Opponents of Minnesota’s new tobacco tax seem to believe the $2.83 per pack of cigarettes tax is about only revenue and business. It’s not. It’s first and foremost about public health.

While the tax has had expected impacts on revenue and business since it went into effect July 1, its primary purpose is to discourage smoking. The tax is having the predicted results: Sales of cigarettes are down. Early evidence suggests the steep rise in the tax will generate a corresponding decline in smoking. That has been the experience of every other state that raised its cigarette tax substantially. Young smokers or potential smokers are especially sensitive to price.

Even as sales of cigarettes slipped as the tax took hold, revenue increased, as forecast. The tax is up 30 percent, after all. Some of that additional revenue will be used to fund the new Vikings stadium.

However, as fewer Minnesotans take up the habit and others quit or reduce cigarette purchases, revenue will decline. The ideal situation, of course, would be that tobacco use falls so far as to make revenue from the tax unimportant to the state’s overall financial picture.

Reacting to the decline in sales, one person at a retail store said: “It’s very bad.” No, it’s not.
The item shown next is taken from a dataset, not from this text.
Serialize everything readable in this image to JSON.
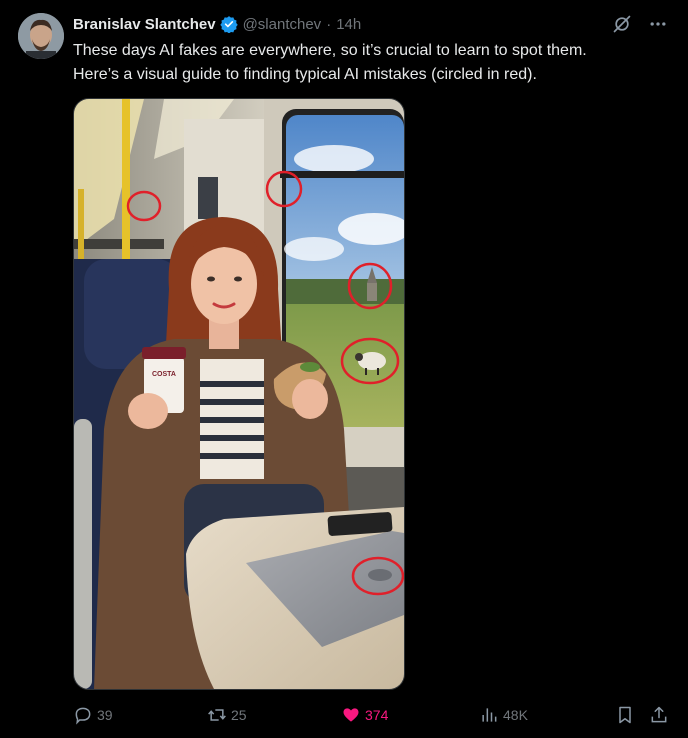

In the long term, fewer people smoking cigarettes is a good thing. It’s good for their health, their medical bills and the nation’s health care system.

Often characterized as “sin taxes,” taxes on cigarettes and other tobacco products are in effect health taxes. There is no sin in public policy that aims to improve and protect health. The real sin is peddling a product that sickens and kills people.